▶ [What the task asks]: This calls for a word-for-word copy of all the data, with each picture removed.

▶ [Data shown]:
[Start of Attachment]

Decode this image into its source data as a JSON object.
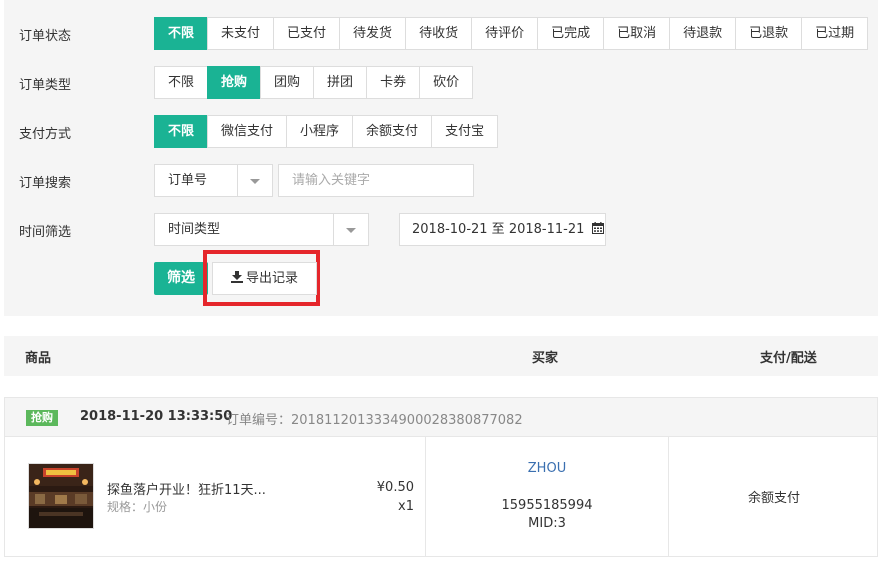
{
  "filters": {
    "status": {
      "label": "订单状态",
      "options": [
        "不限",
        "未支付",
        "已支付",
        "待发货",
        "待收货",
        "待评价",
        "已完成",
        "已取消",
        "待退款",
        "已退款",
        "已过期"
      ],
      "active": 0
    },
    "type": {
      "label": "订单类型",
      "options": [
        "不限",
        "抢购",
        "团购",
        "拼团",
        "卡券",
        "砍价"
      ],
      "active": 1
    },
    "payment": {
      "label": "支付方式",
      "options": [
        "不限",
        "微信支付",
        "小程序",
        "余额支付",
        "支付宝"
      ],
      "active": 0
    },
    "search": {
      "label": "订单搜索",
      "select_value": "订单号",
      "placeholder": "请输入关键字"
    },
    "time": {
      "label": "时间筛选",
      "select_value": "时间类型",
      "date_range": "2018-10-21 至 2018-11-21"
    },
    "filter_button": "筛选",
    "export_button": "导出记录"
  },
  "table": {
    "headers": [
      "商品",
      "买家",
      "支付/配送"
    ]
  },
  "order": {
    "tag": "抢购",
    "time": "2018-11-20 13:33:50",
    "order_no_label": "订单编号：20181120133349000283808770​82",
    "product_name": "探鱼落户开业！狂折11天...",
    "product_spec": "规格：小份",
    "price": "¥0.50",
    "qty": "x1",
    "buyer_name": "ZHOU",
    "buyer_phone": "15955185994",
    "buyer_mid": "MID:3",
    "payment_method": "余额支付"
  },
  "colors": {
    "accent": "#1ab394",
    "tag": "#5cb85c",
    "highlight": "#e5262b",
    "link": "#3a6fb0"
  }
}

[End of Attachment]

▶ [Solution to this problem]:
Decode this image into its source data as a JSON object.
{
  "filters": {
    "status": {
      "label": "订单状态",
      "options": [
        "不限",
        "未支付",
        "已支付",
        "待发货",
        "待收货",
        "待评价",
        "已完成",
        "已取消",
        "待退款",
        "已退款",
        "已过期"
      ],
      "active": 0
    },
    "type": {
      "label": "订单类型",
      "options": [
        "不限",
        "抢购",
        "团购",
        "拼团",
        "卡券",
        "砍价"
      ],
      "active": 1
    },
    "payment": {
      "label": "支付方式",
      "options": [
        "不限",
        "微信支付",
        "小程序",
        "余额支付",
        "支付宝"
      ],
      "active": 0
    },
    "search": {
      "label": "订单搜索",
      "select_value": "订单号",
      "placeholder": "请输入关键字"
    },
    "time": {
      "label": "时间筛选",
      "select_value": "时间类型",
      "date_range": "2018-10-21 至 2018-11-21"
    },
    "filter_button": "筛选",
    "export_button": "导出记录"
  },
  "table": {
    "headers": [
      "商品",
      "买家",
      "支付/配送"
    ]
  },
  "order": {
    "tag": "抢购",
    "time": "2018-11-20 13:33:50",
    "order_no_label": "订单编号：20181120133349000283808770​82",
    "product_name": "探鱼落户开业！狂折11天...",
    "product_spec": "规格：小份",
    "price": "¥0.50",
    "qty": "x1",
    "buyer_name": "ZHOU",
    "buyer_phone": "15955185994",
    "buyer_mid": "MID:3",
    "payment_method": "余额支付"
  },
  "colors": {
    "accent": "#1ab394",
    "tag": "#5cb85c",
    "highlight": "#e5262b",
    "link": "#3a6fb0"
  }
}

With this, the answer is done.